DATA PROVIDED =>
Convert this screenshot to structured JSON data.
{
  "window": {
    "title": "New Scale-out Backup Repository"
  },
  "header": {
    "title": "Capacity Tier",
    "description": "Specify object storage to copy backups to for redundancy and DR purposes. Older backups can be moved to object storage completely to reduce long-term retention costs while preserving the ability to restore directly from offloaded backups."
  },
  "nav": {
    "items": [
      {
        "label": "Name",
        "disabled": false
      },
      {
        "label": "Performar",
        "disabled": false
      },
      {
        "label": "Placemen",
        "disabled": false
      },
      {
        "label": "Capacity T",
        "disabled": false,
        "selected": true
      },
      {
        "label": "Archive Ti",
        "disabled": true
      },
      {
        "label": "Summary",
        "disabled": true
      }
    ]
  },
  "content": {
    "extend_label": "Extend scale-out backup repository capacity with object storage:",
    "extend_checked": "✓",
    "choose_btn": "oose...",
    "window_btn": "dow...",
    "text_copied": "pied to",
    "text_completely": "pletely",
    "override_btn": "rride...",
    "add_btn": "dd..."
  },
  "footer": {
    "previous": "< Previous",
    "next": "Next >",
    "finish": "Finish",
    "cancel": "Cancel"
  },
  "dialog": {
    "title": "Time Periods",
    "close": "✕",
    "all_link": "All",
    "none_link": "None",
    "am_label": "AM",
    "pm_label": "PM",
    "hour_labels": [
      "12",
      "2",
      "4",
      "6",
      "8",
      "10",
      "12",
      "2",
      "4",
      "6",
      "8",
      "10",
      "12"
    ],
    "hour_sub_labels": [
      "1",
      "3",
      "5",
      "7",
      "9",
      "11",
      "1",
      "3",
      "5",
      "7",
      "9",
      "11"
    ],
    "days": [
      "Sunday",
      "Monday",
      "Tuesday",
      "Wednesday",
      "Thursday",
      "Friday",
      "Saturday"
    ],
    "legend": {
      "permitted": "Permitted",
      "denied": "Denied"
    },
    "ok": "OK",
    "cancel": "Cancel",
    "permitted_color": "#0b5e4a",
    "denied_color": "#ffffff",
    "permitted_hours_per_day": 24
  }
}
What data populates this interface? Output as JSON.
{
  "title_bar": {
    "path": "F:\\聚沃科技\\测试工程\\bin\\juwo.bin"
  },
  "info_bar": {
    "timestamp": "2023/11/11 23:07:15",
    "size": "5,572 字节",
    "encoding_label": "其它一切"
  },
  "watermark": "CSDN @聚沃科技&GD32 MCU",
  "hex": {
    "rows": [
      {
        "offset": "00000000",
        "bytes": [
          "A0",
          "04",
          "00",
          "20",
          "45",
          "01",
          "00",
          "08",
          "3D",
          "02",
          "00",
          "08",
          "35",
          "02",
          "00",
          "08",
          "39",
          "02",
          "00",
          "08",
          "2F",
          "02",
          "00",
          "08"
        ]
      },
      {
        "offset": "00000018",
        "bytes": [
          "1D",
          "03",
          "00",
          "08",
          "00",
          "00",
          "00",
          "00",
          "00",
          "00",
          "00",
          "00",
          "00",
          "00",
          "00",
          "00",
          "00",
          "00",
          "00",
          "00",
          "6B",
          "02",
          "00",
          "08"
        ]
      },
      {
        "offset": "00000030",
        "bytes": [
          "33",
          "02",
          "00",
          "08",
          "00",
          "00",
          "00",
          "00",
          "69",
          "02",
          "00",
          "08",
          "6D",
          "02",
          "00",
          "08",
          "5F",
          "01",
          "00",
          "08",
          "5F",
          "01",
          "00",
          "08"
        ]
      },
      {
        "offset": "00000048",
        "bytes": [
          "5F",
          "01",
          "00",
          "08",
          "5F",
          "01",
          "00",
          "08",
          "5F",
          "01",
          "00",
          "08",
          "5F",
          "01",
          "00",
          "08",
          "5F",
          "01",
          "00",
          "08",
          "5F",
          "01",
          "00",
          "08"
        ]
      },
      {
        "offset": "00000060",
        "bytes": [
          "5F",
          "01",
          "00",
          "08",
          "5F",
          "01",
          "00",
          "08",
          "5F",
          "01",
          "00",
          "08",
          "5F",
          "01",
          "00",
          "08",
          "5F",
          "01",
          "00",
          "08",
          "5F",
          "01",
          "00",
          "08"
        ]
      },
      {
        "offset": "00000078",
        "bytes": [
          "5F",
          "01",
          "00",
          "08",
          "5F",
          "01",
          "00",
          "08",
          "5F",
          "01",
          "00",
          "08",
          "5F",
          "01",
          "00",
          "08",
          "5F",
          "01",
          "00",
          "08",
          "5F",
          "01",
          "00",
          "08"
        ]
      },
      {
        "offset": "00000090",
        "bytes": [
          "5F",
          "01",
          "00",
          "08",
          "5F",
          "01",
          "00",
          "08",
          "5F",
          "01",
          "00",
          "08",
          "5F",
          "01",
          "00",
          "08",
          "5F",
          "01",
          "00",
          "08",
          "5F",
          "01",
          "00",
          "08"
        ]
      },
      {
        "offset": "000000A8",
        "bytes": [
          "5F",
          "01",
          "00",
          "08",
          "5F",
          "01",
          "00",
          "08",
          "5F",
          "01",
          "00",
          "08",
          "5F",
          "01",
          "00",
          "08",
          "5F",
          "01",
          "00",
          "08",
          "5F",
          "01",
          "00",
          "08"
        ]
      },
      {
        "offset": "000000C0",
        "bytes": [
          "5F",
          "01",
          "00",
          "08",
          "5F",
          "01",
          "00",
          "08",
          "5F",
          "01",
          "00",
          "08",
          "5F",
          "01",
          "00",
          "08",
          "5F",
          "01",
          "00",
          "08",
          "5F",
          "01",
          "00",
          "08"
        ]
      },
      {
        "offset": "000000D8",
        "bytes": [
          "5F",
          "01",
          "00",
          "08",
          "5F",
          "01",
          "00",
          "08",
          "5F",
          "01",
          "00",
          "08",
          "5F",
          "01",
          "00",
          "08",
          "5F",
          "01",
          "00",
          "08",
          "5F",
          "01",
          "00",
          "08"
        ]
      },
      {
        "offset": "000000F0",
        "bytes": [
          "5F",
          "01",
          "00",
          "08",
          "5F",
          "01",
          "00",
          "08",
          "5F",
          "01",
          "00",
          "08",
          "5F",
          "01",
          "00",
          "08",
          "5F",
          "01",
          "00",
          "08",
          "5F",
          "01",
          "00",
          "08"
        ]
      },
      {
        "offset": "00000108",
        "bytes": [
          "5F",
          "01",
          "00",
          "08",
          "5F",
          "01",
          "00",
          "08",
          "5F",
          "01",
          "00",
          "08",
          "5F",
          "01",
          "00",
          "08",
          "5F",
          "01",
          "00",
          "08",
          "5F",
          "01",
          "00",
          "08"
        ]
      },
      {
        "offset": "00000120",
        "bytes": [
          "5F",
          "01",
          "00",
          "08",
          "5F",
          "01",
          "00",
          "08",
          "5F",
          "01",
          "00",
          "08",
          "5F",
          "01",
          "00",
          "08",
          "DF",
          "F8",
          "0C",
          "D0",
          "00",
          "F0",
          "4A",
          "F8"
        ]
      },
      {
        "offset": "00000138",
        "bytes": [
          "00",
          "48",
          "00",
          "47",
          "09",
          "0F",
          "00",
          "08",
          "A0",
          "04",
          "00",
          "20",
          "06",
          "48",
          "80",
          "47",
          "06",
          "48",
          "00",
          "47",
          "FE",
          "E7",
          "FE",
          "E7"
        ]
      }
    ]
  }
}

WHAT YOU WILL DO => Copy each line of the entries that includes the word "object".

SOLUTION TO THE PROBLEM =>
    "description": "Specify object storage to copy backups to for redundancy and DR purposes. Older backups can be moved to object storage completely to reduce long-term retention costs while preserving the ability to restore directly from offloaded backups."
    "extend_label": "Extend scale-out backup repository capacity with object storage:",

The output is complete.